7. Risk mapping
Flood risk can be quantified by using the equation: Risk = Likelihood × Severity
Step 1. Choose a suitable site
Select a study area which experiences flooding issues. Divide the study area. This could be done placing a grid over a map of the area. Or simple zones can be made based on locality, post code or height above the river.
Step 2. Measure flood likelihood
The likelihood that any particular site will be flooded by a river depends on many factors. The two most straightforward factors to measure in the field are
- Height of land above river level. This data can be obtained from a map, Google Earth or you can use GPS altitude readings taken in each zone. Put the raw data into categories (as in the table). The exact height categories that you choose will be specific to the site.
|5||0 - 5|
|2||15 - 20|
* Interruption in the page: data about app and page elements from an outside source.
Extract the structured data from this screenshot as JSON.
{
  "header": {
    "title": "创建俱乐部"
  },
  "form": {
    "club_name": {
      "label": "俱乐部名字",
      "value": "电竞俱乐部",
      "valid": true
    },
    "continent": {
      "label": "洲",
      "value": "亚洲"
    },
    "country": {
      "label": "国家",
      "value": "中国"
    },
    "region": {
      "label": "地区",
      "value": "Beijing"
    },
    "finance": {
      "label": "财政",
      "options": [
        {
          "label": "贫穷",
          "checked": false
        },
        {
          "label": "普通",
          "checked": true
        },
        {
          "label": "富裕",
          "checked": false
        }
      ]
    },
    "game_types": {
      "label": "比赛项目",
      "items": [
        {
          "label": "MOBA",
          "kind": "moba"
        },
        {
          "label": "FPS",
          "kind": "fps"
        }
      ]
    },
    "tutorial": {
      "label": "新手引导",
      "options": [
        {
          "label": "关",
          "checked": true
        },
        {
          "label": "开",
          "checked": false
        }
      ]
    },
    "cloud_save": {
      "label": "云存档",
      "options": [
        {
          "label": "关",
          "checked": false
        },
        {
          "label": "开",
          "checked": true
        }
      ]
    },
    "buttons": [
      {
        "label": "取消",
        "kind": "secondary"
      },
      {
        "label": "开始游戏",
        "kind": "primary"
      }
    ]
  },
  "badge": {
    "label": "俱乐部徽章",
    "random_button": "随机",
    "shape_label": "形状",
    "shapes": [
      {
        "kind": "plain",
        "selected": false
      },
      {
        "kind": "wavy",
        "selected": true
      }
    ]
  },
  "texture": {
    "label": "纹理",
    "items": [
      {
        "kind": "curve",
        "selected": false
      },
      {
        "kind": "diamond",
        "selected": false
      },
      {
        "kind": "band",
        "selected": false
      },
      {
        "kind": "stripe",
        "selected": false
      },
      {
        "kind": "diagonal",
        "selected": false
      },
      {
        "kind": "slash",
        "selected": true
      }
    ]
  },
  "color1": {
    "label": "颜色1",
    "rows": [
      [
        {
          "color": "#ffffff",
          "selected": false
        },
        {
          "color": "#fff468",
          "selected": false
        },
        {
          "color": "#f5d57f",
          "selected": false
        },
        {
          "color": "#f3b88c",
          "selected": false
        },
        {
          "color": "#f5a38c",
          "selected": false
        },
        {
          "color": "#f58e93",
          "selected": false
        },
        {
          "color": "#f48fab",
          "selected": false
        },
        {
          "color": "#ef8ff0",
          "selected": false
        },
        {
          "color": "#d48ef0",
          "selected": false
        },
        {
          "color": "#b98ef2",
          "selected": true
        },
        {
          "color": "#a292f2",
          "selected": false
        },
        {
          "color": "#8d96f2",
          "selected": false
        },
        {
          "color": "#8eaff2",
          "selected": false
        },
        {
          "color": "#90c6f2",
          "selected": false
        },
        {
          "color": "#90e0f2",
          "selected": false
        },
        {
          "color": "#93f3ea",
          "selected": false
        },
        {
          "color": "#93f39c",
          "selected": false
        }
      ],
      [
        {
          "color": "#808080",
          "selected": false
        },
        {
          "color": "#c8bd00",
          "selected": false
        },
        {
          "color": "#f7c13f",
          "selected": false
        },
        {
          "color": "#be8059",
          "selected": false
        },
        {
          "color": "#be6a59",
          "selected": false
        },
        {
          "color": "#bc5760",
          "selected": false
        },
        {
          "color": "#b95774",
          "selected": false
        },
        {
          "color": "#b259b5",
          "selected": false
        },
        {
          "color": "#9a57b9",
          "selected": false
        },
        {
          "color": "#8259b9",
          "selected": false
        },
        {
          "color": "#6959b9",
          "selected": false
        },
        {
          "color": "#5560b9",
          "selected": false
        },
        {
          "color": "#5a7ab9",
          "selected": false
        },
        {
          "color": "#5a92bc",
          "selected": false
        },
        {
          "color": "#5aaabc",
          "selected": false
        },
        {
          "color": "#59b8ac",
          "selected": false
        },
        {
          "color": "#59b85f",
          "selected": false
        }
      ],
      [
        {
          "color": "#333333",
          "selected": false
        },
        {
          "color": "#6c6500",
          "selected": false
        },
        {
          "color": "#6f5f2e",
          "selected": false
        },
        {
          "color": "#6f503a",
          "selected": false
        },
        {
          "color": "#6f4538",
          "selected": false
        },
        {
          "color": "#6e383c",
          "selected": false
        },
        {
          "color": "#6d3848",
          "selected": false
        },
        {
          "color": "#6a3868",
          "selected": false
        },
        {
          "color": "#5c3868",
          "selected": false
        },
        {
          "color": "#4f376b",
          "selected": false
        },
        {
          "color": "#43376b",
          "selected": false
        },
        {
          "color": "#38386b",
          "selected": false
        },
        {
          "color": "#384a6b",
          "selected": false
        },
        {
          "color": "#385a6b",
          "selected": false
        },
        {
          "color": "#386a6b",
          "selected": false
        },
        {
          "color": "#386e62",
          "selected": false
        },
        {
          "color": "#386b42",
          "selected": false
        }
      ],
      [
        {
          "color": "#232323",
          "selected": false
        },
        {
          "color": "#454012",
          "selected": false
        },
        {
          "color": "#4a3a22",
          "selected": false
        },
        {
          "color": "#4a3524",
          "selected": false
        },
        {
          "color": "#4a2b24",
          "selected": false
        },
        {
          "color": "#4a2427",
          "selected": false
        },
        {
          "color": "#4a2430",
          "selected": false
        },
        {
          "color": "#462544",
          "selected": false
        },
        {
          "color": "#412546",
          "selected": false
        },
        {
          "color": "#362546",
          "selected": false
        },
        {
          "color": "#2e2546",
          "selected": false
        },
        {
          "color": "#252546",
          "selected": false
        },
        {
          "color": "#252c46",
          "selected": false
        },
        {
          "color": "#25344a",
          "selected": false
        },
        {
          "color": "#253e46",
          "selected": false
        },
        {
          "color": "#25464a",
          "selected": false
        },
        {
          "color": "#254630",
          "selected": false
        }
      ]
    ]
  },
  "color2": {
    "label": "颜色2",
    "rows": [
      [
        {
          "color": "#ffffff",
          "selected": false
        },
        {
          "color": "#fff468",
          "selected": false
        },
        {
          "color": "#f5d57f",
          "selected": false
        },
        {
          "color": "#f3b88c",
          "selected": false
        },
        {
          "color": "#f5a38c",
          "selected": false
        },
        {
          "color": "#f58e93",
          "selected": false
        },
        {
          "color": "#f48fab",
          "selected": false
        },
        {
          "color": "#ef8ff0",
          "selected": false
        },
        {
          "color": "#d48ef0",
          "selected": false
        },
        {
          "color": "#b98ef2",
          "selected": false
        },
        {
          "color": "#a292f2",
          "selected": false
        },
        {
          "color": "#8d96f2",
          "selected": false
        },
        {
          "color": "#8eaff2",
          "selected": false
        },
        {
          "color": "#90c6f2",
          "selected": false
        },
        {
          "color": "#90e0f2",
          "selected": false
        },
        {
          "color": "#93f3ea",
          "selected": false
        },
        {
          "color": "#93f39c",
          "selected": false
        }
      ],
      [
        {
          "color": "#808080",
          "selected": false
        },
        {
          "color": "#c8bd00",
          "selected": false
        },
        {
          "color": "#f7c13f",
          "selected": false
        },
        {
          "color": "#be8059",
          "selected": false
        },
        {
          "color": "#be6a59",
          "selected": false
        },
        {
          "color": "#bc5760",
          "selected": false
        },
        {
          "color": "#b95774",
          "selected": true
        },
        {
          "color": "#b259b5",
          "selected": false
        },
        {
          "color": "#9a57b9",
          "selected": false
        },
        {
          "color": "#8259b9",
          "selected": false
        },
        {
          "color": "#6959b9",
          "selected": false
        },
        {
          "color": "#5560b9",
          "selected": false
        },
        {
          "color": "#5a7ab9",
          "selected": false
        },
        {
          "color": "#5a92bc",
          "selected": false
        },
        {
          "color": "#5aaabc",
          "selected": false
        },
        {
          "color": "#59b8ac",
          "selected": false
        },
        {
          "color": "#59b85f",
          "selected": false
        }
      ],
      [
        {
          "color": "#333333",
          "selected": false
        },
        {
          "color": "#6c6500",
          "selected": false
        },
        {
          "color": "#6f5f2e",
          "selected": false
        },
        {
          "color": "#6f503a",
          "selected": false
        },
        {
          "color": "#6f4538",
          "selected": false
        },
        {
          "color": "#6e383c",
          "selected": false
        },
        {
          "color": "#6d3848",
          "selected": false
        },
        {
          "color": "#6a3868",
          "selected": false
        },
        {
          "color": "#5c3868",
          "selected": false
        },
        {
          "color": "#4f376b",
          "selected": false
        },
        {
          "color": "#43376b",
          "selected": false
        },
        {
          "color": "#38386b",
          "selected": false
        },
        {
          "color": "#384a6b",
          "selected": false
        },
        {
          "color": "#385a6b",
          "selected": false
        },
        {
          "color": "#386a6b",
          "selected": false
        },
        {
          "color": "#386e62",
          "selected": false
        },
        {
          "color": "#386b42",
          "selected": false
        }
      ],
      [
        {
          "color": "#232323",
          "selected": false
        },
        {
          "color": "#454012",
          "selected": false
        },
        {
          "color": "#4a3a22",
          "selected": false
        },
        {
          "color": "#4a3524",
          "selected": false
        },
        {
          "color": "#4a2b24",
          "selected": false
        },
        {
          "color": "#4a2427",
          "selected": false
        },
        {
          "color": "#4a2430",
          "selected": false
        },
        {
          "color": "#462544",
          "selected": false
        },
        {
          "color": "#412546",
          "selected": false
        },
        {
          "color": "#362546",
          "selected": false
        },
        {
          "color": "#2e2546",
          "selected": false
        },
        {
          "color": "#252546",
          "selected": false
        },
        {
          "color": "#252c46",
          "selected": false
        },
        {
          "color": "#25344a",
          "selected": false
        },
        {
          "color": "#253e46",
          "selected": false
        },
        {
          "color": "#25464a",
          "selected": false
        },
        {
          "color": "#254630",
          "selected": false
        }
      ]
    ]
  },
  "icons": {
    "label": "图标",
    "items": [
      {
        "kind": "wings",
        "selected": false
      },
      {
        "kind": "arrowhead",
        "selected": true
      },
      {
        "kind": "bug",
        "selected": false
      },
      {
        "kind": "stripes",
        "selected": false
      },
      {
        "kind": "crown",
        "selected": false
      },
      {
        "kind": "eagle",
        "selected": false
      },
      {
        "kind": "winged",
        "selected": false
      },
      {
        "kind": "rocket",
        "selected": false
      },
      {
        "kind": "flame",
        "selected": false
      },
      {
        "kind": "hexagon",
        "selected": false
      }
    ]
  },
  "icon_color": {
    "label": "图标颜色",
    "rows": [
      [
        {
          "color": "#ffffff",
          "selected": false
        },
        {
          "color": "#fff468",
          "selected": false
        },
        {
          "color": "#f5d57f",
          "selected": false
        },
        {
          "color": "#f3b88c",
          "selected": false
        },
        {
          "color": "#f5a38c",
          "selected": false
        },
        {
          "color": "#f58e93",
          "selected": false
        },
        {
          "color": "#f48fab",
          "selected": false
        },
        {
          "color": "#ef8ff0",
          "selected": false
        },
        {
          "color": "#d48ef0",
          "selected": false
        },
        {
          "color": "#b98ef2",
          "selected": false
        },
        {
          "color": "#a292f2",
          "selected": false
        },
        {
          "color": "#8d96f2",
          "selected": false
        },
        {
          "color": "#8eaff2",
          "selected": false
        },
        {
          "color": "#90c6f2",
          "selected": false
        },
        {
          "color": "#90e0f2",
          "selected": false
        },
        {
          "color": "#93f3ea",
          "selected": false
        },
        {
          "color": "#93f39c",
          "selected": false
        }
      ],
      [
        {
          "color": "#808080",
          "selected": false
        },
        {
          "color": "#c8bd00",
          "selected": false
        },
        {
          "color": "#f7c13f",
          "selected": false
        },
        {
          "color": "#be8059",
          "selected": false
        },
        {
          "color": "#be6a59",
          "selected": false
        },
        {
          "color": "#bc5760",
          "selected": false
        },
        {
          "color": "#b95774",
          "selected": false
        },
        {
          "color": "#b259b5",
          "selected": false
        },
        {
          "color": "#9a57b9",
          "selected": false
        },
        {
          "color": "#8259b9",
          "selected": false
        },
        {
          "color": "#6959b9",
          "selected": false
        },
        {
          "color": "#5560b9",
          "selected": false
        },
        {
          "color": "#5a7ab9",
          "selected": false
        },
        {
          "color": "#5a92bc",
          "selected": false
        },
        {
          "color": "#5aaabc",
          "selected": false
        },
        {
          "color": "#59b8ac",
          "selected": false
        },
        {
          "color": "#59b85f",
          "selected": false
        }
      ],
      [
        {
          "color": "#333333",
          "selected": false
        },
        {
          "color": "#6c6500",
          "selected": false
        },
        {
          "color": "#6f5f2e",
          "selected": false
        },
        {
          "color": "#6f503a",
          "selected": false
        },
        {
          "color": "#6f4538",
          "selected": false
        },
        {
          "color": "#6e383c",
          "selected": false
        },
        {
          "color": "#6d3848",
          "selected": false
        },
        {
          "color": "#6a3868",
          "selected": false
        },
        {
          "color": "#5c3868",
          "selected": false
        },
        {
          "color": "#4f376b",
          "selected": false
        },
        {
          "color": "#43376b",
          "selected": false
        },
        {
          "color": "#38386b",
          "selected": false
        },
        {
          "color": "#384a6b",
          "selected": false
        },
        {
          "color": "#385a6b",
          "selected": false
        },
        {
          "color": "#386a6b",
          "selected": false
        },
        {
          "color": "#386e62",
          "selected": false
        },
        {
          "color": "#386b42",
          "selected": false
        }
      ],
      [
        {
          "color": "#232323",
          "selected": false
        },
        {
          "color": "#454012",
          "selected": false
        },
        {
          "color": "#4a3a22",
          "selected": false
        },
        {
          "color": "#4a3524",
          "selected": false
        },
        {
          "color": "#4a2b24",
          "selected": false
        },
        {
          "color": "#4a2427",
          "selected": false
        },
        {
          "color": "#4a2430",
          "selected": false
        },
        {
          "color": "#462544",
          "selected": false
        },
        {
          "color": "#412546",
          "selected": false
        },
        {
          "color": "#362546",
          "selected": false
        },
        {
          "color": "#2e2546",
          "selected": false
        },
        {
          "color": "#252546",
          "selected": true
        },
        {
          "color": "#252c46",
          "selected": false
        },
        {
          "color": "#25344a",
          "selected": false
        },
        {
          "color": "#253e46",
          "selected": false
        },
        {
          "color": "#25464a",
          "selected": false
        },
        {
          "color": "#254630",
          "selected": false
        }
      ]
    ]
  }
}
- Distance from river. Measure the shortest distance between the centre of the zone and the edge of the river. This can be done by using a map, Google Earth or a trundle wheel. Put the raw data into categories (as in the table). The exact distance categories that you choose will be specific to the site.
|5||0 - 49|
|4||50 - 99|
|3||100 - 149|
|2||150 - 199|
Find the mean of the two likelihood scores. This will give you an index of flood likelihood for each zone of between 1 and 5.
Step 3. Measure flood severity
The same level of flooding will cause more damage in some places (e.g. a hospital) than in others (e.g. a public park). The two most straightforward factors to measure in the field are:
- Percentage of built-up land. Estimate the percentage of built-up land in each survey zone. Put the raw data into categories (as in the table). The exact % built-up land bands that you choose will be specific to the site.
|Score||% built-up land|
|5||80 - 100|
|1||0 - 19|
- Land use (potential economic loss). Record the dominant land use for each survey square. Put the raw data into categories (as in the table). The land use categories that you choose will be specific to the site.
|Score||Description of land use|
|5||High-status retail (e.g. department stores); High-tech industry; Offices.|
|4||High value housing; Low-order retail. Possibly small-scale industry / cafes / pubs.|
|3||Middle value housing; Community services; Small independent retail stores.|
|2||Low value housing; Small convenience stores; Small independent garages; Storage facilities / warehouses.|
|1||Open space (e.g. car parks, derelict land, parks, allotments).|
Find the mean of the two severity scores. This will give you an index of flood severity for each zone of between 1 and 5.
Step 4. Calculate flood risk
Risk = Likelihood × Severity Multiply your mean likelihood and mean severity scores together to give a flood risk score for each zone.
Secondary data sources
1. Weather data
It is useful to obtain weather data for the weeks before your fieldwork. The Met Office archive is an excellent place to start. It provides monthly summaries back to 1998, with links to older station data as well.
2. Drainage basin characteristics
The first place to start is the Catchment Data Explorer For more information about the rocks and other sediments in the drainage basin, the British Geological Survey's map viewer is a superb geographical information system.
3. Historical river levels
For more information about monthly and annual river flow, the National River Flow Archive is useful.
4. Flood management
To find out more about flood risk, the Environment Agency's flood map is a geographical information system. You can search the map by postcode. The Environment Agency or your local council may also have published online sources detailing local flood defence schemes.
5. People's experience of flooding
To find people's accounts or news reports on recent flooding search for videos on You Tube or other social media. Historical photos or videos can provide a useful comparison to photos taken in the field, but you should consider the reliability of your sources.